App and web page records
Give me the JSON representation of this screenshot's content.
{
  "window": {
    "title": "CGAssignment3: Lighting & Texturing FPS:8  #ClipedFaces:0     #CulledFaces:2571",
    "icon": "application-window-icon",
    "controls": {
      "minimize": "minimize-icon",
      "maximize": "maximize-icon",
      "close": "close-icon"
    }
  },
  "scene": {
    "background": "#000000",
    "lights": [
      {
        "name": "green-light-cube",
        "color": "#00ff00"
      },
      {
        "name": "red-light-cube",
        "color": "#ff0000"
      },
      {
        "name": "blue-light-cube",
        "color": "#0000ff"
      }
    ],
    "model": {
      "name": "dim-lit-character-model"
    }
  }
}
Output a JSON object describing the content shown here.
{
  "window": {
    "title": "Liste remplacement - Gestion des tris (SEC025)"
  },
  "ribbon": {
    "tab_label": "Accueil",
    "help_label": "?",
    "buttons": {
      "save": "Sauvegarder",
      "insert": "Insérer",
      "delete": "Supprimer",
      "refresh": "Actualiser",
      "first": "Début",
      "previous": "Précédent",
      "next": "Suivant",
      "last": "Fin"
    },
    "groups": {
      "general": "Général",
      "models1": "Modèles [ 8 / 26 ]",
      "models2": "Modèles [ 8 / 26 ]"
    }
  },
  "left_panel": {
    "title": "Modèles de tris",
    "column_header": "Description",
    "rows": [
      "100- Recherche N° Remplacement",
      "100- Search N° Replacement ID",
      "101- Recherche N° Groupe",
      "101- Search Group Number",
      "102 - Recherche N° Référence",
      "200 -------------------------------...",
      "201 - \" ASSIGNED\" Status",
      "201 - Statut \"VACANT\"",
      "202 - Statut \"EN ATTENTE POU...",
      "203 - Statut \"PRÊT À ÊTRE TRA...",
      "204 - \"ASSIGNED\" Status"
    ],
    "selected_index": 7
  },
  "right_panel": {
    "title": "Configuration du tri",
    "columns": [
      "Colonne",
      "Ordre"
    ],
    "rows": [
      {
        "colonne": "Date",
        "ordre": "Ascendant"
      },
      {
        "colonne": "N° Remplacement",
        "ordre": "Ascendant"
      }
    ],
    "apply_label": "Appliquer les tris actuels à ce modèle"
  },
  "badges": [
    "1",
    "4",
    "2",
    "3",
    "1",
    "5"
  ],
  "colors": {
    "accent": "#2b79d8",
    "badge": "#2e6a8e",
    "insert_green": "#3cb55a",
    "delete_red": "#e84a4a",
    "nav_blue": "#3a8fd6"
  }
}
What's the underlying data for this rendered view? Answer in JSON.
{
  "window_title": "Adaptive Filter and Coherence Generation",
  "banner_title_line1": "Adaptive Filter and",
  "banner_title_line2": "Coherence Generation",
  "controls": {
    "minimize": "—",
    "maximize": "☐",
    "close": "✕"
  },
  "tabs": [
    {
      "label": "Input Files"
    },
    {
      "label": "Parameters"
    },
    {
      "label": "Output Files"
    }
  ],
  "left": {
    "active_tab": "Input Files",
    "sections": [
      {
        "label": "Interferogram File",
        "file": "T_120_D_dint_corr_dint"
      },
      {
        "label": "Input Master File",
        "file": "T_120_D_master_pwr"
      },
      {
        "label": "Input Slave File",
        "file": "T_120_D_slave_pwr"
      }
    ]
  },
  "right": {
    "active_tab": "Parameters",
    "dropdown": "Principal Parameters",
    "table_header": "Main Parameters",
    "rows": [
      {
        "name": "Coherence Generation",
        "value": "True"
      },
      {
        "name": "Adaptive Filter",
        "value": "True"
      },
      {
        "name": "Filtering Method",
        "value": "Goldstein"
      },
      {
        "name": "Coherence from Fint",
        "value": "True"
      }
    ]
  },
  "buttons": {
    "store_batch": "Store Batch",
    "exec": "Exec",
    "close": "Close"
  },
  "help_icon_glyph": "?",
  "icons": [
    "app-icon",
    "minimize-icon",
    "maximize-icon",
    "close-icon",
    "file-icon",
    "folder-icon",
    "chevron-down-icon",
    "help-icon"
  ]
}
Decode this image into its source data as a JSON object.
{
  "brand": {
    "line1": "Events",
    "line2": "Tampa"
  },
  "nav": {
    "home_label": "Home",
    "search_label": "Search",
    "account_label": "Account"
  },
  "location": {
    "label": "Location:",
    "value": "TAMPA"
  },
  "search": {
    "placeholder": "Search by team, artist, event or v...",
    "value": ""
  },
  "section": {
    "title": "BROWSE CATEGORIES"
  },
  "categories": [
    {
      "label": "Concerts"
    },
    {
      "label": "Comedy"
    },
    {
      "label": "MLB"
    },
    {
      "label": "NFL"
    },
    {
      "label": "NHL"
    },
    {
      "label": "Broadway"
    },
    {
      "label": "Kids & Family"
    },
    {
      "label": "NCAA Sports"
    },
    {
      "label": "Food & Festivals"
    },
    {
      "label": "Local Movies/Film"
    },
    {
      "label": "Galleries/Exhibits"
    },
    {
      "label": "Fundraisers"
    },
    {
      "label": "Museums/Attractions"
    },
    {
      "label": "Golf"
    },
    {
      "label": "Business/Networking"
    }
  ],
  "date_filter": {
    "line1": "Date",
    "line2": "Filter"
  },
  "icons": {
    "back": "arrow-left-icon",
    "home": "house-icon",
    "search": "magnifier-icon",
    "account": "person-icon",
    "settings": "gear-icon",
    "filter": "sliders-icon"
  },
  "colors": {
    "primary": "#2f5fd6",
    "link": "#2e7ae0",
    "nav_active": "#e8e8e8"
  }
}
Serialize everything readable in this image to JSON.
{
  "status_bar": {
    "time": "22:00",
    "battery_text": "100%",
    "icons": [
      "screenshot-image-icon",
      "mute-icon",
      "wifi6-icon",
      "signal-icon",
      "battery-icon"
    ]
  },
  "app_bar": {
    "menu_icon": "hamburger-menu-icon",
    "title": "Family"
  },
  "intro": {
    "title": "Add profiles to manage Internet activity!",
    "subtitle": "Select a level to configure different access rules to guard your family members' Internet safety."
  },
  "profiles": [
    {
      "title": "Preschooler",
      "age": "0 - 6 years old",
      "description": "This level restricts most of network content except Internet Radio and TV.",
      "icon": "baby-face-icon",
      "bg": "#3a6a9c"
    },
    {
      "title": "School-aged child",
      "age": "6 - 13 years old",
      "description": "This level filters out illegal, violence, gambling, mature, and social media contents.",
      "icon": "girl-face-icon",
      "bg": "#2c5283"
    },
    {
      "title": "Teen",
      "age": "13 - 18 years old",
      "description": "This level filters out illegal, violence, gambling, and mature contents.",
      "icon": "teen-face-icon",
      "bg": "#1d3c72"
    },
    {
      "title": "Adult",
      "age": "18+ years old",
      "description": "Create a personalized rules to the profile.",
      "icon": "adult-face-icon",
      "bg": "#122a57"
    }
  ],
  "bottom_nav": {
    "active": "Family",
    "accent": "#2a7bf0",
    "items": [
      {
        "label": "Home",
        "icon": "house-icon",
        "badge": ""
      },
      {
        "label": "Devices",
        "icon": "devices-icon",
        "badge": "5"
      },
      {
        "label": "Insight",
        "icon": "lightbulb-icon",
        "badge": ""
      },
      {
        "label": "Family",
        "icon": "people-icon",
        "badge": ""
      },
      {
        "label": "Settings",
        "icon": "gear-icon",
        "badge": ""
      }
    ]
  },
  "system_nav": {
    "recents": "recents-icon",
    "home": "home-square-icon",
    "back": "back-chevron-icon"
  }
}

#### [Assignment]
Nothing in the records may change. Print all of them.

#### [Exercise response]
Give me the JSON representation of this screenshot's content.
{
  "window": {
    "title": "CGAssignment3: Lighting & Texturing FPS:8  #ClipedFaces:0     #CulledFaces:2571",
    "icon": "application-window-icon",
    "controls": {
      "minimize": "minimize-icon",
      "maximize": "maximize-icon",
      "close": "close-icon"
    }
  },
  "scene": {
    "background": "#000000",
    "lights": [
      {
        "name": "green-light-cube",
        "color": "#00ff00"
      },
      {
        "name": "red-light-cube",
        "color": "#ff0000"
      },
      {
        "name": "blue-light-cube",
        "color": "#0000ff"
      }
    ],
    "model": {
      "name": "dim-lit-character-model"
    }
  }
}
Output a JSON object describing the content shown here.
{
  "window": {
    "title": "Liste remplacement - Gestion des tris (SEC025)"
  },
  "ribbon": {
    "tab_label": "Accueil",
    "help_label": "?",
    "buttons": {
      "save": "Sauvegarder",
      "insert": "Insérer",
      "delete": "Supprimer",
      "refresh": "Actualiser",
      "first": "Début",
      "previous": "Précédent",
      "next": "Suivant",
      "last": "Fin"
    },
    "groups": {
      "general": "Général",
      "models1": "Modèles [ 8 / 26 ]",
      "models2": "Modèles [ 8 / 26 ]"
    }
  },
  "left_panel": {
    "title": "Modèles de tris",
    "column_header": "Description",
    "rows": [
      "100- Recherche N° Remplacement",
      "100- Search N° Replacement ID",
      "101- Recherche N° Groupe",
      "101- Search Group Number",
      "102 - Recherche N° Référence",
      "200 -------------------------------...",
      "201 - \" ASSIGNED\" Status",
      "201 - Statut \"VACANT\"",
      "202 - Statut \"EN ATTENTE POU...",
      "203 - Statut \"PRÊT À ÊTRE TRA...",
      "204 - \"ASSIGNED\" Status"
    ],
    "selected_index": 7
  },
  "right_panel": {
    "title": "Configuration du tri",
    "columns": [
      "Colonne",
      "Ordre"
    ],
    "rows": [
      {
        "colonne": "Date",
        "ordre": "Ascendant"
      },
      {
        "colonne": "N° Remplacement",
        "ordre": "Ascendant"
      }
    ],
    "apply_label": "Appliquer les tris actuels à ce modèle"
  },
  "badges": [
    "1",
    "4",
    "2",
    "3",
    "1",
    "5"
  ],
  "colors": {
    "accent": "#2b79d8",
    "badge": "#2e6a8e",
    "insert_green": "#3cb55a",
    "delete_red": "#e84a4a",
    "nav_blue": "#3a8fd6"
  }
}
What's the underlying data for this rendered view? Answer in JSON.
{
  "window_title": "Adaptive Filter and Coherence Generation",
  "banner_title_line1": "Adaptive Filter and",
  "banner_title_line2": "Coherence Generation",
  "controls": {
    "minimize": "—",
    "maximize": "☐",
    "close": "✕"
  },
  "tabs": [
    {
      "label": "Input Files"
    },
    {
      "label": "Parameters"
    },
    {
      "label": "Output Files"
    }
  ],
  "left": {
    "active_tab": "Input Files",
    "sections": [
      {
        "label": "Interferogram File",
        "file": "T_120_D_dint_corr_dint"
      },
      {
        "label": "Input Master File",
        "file": "T_120_D_master_pwr"
      },
      {
        "label": "Input Slave File",
        "file": "T_120_D_slave_pwr"
      }
    ]
  },
  "right": {
    "active_tab": "Parameters",
    "dropdown": "Principal Parameters",
    "table_header": "Main Parameters",
    "rows": [
      {
        "name": "Coherence Generation",
        "value": "True"
      },
      {
        "name": "Adaptive Filter",
        "value": "True"
      },
      {
        "name": "Filtering Method",
        "value": "Goldstein"
      },
      {
        "name": "Coherence from Fint",
        "value": "True"
      }
    ]
  },
  "buttons": {
    "store_batch": "Store Batch",
    "exec": "Exec",
    "close": "Close"
  },
  "help_icon_glyph": "?",
  "icons": [
    "app-icon",
    "minimize-icon",
    "maximize-icon",
    "close-icon",
    "file-icon",
    "folder-icon",
    "chevron-down-icon",
    "help-icon"
  ]
}
Decode this image into its source data as a JSON object.
{
  "brand": {
    "line1": "Events",
    "line2": "Tampa"
  },
  "nav": {
    "home_label": "Home",
    "search_label": "Search",
    "account_label": "Account"
  },
  "location": {
    "label": "Location:",
    "value": "TAMPA"
  },
  "search": {
    "placeholder": "Search by team, artist, event or v...",
    "value": ""
  },
  "section": {
    "title": "BROWSE CATEGORIES"
  },
  "categories": [
    {
      "label": "Concerts"
    },
    {
      "label": "Comedy"
    },
    {
      "label": "MLB"
    },
    {
      "label": "NFL"
    },
    {
      "label": "NHL"
    },
    {
      "label": "Broadway"
    },
    {
      "label": "Kids & Family"
    },
    {
      "label": "NCAA Sports"
    },
    {
      "label": "Food & Festivals"
    },
    {
      "label": "Local Movies/Film"
    },
    {
      "label": "Galleries/Exhibits"
    },
    {
      "label": "Fundraisers"
    },
    {
      "label": "Museums/Attractions"
    },
    {
      "label": "Golf"
    },
    {
      "label": "Business/Networking"
    }
  ],
  "date_filter": {
    "line1": "Date",
    "line2": "Filter"
  },
  "icons": {
    "back": "arrow-left-icon",
    "home": "house-icon",
    "search": "magnifier-icon",
    "account": "person-icon",
    "settings": "gear-icon",
    "filter": "sliders-icon"
  },
  "colors": {
    "primary": "#2f5fd6",
    "link": "#2e7ae0",
    "nav_active": "#e8e8e8"
  }
}
Serialize everything readable in this image to JSON.
{
  "status_bar": {
    "time": "22:00",
    "battery_text": "100%",
    "icons": [
      "screenshot-image-icon",
      "mute-icon",
      "wifi6-icon",
      "signal-icon",
      "battery-icon"
    ]
  },
  "app_bar": {
    "menu_icon": "hamburger-menu-icon",
    "title": "Family"
  },
  "intro": {
    "title": "Add profiles to manage Internet activity!",
    "subtitle": "Select a level to configure different access rules to guard your family members' Internet safety."
  },
  "profiles": [
    {
      "title": "Preschooler",
      "age": "0 - 6 years old",
      "description": "This level restricts most of network content except Internet Radio and TV.",
      "icon": "baby-face-icon",
      "bg": "#3a6a9c"
    },
    {
      "title": "School-aged child",
      "age": "6 - 13 years old",
      "description": "This level filters out illegal, violence, gambling, mature, and social media contents.",
      "icon": "girl-face-icon",
      "bg": "#2c5283"
    },
    {
      "title": "Teen",
      "age": "13 - 18 years old",
      "description": "This level filters out illegal, violence, gambling, and mature contents.",
      "icon": "teen-face-icon",
      "bg": "#1d3c72"
    },
    {
      "title": "Adult",
      "age": "18+ years old",
      "description": "Create a personalized rules to the profile.",
      "icon": "adult-face-icon",
      "bg": "#122a57"
    }
  ],
  "bottom_nav": {
    "active": "Family",
    "accent": "#2a7bf0",
    "items": [
      {
        "label": "Home",
        "icon": "house-icon",
        "badge": ""
      },
      {
        "label": "Devices",
        "icon": "devices-icon",
        "badge": "5"
      },
      {
        "label": "Insight",
        "icon": "lightbulb-icon",
        "badge": ""
      },
      {
        "label": "Family",
        "icon": "people-icon",
        "badge": ""
      },
      {
        "label": "Settings",
        "icon": "gear-icon",
        "badge": ""
      }
    ]
  },
  "system_nav": {
    "recents": "recents-icon",
    "home": "home-square-icon",
    "back": "back-chevron-icon"
  }
}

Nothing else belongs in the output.